HudsonAlpha researchers receive federal grant to study switchgrass for biofuels

In Alabama, Jeremy Schmutz, faculty investigator at the HudsonAlpha Institute for Biotechnology, has received a grant from the Department of Energy that will identify genes in a potential biofuel source. Schmutz, who co-directs the Genome Sequencing Center at HudsonAlpha, will analyze the natural genetic mechanisms of how switchgrass, a native prairie grass, adapts to its local environment. HudsonAlpha will receive $1.2 million over five years to complete the study.

Eleven researchers from seven institutes will contribute to the project, which was awarded a total of $15 million by the Department of Energy’s Office of Biological and Environmental Research. Led by Tom Juenger of the University of Texas at Austin, the team will collect and sequence the genes of hundreds of switchgrass samples to study how genes and a host of environmental factors — including the soil, the bacterial communities that live on the plant and in the soil, weather and the size and growth rate of each plant — affect the plant and its potential as a biofuel.  Understanding how different factors affect one another ultimately will allow scientists to identify ways to improve switchgrass as an alternative energy source.

“This project will be one of the largest common garden experiments that’s been done in the public sphere,” Schmutz said.

For the study, genomically identical plants will be planted and compared in 14 sites spread across North America, ranging from southern Mexico to South Dakota. Schmutz said it will be like making 14 identical twins, standing them in 14 different locations, then simultaneously asking them, “What does the sun feel like today?” or “How much water are you getting right now?”

Switchgrass evolved in the tallgrass prairies across North America. Over the last 10-14,000 years since the last Ice Age, as the plants crept north behind melting glaciers, the grasses adapted to their regional climates and environments. The result is genetically related grasses with a wide variety of characteristics. Studying how the grass adapts to vastly different regions and climates will provide information about how the grass would perform as a biofuel in any growing area.

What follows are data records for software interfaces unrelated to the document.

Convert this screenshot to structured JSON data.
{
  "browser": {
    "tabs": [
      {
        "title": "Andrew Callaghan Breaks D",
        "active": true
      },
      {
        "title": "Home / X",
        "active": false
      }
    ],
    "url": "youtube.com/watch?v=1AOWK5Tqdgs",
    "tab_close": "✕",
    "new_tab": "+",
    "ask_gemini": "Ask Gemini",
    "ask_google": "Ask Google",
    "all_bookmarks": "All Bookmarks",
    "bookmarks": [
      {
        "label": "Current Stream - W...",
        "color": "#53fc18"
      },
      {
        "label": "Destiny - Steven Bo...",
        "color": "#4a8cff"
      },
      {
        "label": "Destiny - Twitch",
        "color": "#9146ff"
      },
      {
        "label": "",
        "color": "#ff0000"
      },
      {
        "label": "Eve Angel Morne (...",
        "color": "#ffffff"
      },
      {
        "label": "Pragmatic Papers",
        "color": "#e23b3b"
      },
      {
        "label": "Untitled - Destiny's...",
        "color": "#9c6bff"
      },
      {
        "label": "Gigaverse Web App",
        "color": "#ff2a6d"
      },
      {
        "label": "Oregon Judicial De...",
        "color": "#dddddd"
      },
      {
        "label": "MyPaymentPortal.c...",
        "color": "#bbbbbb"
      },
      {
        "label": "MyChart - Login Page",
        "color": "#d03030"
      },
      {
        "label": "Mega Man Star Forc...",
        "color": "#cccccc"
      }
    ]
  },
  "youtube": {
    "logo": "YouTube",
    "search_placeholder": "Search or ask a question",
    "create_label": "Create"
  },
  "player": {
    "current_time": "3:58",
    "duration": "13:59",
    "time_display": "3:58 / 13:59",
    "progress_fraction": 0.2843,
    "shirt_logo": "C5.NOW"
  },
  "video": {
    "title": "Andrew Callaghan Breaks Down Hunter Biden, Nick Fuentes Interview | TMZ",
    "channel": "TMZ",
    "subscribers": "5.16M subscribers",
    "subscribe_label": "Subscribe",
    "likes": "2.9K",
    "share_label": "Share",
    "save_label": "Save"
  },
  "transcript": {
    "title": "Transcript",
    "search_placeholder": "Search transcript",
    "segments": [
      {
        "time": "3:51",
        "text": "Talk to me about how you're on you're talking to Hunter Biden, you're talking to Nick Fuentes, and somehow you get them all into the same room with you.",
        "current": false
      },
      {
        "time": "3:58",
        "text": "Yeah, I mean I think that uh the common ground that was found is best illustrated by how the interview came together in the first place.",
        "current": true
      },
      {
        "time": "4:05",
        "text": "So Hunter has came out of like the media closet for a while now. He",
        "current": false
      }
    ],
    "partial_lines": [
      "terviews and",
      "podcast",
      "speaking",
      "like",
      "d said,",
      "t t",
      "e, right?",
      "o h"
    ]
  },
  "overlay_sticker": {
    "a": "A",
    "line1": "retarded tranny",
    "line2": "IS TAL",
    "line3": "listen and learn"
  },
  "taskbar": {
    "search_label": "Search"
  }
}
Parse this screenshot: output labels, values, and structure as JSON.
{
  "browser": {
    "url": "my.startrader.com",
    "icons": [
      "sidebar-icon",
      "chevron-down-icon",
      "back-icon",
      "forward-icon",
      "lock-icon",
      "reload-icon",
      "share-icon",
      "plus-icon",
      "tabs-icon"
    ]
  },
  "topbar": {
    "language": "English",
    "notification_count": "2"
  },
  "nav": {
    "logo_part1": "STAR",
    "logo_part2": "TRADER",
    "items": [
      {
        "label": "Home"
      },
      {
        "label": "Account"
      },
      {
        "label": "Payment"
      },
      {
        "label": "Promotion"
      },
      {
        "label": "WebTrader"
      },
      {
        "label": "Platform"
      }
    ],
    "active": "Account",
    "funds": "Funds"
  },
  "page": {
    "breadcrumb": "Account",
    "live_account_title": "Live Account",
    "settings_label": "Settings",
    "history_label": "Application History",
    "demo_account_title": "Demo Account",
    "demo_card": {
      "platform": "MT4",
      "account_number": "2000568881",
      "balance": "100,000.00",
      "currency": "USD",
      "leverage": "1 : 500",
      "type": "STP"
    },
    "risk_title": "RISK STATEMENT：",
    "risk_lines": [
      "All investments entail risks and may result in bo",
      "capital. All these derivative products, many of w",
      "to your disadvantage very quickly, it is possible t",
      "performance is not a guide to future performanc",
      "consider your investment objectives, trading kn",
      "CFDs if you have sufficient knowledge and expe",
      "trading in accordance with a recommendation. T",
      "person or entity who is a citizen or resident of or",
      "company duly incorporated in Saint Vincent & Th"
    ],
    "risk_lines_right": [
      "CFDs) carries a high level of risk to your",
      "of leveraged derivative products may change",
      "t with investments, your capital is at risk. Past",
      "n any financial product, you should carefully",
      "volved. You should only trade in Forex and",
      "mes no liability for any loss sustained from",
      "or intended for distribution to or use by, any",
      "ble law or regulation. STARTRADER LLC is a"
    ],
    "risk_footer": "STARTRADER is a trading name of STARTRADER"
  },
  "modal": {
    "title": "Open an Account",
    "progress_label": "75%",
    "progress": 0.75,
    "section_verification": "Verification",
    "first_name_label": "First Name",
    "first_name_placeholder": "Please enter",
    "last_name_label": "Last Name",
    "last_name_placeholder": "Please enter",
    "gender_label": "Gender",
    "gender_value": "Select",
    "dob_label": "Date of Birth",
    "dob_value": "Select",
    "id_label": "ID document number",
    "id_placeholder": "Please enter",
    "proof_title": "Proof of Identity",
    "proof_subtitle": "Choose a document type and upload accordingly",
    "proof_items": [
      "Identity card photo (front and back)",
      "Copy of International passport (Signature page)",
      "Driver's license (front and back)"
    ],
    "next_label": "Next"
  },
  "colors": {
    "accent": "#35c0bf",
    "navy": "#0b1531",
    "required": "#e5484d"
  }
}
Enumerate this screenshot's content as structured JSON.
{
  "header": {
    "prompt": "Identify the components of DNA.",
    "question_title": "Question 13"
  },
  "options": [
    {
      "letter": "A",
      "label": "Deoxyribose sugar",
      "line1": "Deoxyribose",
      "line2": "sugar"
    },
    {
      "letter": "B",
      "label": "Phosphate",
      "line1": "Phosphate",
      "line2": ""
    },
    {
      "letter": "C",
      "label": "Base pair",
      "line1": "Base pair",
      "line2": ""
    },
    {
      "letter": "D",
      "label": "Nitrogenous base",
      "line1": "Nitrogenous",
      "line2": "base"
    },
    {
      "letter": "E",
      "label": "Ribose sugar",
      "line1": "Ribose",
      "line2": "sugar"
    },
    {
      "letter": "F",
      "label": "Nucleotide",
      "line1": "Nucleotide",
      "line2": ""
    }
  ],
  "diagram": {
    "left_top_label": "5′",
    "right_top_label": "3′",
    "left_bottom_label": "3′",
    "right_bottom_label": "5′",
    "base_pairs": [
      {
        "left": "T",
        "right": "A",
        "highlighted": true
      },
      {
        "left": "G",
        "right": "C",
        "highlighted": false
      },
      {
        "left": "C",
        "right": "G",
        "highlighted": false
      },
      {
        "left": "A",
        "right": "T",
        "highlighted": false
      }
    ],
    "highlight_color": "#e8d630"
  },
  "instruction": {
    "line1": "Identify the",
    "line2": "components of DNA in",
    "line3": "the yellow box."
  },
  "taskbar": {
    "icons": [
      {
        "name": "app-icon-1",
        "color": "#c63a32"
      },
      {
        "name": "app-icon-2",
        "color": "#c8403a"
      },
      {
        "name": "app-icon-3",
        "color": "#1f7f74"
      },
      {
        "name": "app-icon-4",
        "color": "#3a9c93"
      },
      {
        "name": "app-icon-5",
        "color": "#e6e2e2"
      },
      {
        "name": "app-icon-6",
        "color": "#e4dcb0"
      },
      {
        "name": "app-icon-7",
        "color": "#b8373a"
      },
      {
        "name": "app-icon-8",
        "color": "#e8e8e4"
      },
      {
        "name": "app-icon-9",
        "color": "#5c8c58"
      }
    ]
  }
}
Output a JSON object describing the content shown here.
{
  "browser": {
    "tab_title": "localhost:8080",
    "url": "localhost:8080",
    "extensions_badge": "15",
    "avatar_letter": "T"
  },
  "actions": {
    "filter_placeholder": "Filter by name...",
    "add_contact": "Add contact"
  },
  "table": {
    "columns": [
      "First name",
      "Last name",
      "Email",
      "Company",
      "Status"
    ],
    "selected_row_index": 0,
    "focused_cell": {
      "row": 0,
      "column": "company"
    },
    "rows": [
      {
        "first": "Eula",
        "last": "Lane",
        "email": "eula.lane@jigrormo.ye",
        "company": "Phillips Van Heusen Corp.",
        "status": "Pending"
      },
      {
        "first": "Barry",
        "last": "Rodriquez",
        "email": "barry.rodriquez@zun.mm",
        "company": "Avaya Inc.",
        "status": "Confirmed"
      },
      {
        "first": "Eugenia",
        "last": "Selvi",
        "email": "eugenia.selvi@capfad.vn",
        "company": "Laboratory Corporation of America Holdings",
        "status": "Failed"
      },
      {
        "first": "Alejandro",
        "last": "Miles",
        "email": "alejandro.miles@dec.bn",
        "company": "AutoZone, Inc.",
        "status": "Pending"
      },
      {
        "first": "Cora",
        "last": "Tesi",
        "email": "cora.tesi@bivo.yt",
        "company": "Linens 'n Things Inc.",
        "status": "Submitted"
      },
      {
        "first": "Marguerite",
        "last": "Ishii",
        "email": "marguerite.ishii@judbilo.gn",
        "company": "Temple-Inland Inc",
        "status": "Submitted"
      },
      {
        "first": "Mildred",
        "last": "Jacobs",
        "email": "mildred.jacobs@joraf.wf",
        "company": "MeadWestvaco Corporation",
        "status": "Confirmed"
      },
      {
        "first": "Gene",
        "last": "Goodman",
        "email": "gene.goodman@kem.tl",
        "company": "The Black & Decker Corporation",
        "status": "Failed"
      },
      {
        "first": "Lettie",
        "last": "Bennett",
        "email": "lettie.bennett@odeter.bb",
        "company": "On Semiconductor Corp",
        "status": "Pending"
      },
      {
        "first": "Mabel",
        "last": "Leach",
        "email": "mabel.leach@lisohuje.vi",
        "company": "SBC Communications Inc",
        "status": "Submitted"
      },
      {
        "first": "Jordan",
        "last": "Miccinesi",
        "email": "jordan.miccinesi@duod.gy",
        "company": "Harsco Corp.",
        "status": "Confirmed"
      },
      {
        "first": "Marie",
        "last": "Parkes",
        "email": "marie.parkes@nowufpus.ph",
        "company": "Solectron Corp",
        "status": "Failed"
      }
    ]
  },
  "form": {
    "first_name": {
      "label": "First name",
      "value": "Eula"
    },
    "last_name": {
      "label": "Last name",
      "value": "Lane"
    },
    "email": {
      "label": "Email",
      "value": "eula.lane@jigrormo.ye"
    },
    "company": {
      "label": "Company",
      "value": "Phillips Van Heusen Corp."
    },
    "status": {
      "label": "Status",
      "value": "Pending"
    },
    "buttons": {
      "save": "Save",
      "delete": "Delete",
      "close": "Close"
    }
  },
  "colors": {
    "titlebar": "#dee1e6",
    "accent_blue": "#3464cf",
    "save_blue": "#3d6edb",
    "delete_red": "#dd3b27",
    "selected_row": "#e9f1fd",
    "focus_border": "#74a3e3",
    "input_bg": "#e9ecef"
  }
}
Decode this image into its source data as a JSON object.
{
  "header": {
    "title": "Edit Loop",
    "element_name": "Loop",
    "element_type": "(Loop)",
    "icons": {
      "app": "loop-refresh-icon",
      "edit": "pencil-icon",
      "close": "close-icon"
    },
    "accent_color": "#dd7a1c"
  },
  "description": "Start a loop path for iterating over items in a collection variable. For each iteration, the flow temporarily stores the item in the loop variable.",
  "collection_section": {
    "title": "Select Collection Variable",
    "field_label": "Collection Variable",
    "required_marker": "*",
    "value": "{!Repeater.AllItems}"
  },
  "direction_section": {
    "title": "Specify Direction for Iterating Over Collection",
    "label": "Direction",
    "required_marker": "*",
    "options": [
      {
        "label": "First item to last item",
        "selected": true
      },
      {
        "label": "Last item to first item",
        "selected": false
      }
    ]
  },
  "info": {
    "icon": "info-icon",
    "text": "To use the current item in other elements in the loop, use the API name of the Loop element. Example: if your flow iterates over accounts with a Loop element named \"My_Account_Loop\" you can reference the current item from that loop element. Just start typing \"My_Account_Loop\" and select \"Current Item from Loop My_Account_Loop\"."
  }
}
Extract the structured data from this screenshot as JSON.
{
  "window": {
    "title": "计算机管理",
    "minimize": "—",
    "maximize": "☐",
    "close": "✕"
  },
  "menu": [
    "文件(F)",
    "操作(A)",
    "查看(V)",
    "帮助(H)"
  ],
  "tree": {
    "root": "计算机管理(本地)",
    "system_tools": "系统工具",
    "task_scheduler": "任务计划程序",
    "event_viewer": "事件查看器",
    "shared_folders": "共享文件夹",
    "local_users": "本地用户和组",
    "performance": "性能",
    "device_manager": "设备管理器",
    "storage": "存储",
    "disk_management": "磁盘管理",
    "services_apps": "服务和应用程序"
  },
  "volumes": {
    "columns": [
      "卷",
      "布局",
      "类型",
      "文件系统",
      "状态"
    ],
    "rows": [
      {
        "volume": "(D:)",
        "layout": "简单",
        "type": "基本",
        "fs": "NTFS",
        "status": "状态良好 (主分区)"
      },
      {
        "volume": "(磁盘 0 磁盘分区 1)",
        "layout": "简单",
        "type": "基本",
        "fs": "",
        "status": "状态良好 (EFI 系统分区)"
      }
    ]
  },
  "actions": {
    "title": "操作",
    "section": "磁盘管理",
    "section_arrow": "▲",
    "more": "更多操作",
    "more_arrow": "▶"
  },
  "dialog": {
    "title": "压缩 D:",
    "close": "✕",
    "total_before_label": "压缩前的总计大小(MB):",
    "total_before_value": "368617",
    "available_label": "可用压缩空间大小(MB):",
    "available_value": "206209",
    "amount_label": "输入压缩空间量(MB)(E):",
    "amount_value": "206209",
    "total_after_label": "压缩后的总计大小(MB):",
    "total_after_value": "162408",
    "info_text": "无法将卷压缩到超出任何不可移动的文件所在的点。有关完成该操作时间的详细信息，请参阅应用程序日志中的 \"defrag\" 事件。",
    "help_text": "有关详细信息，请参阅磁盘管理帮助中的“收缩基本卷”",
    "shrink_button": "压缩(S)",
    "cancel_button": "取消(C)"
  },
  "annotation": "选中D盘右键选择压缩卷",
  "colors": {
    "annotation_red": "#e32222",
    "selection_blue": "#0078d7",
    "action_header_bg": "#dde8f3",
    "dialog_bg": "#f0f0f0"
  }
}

More on the story.

This entry was posted in Biodiesel Report. Bookmark the permalink.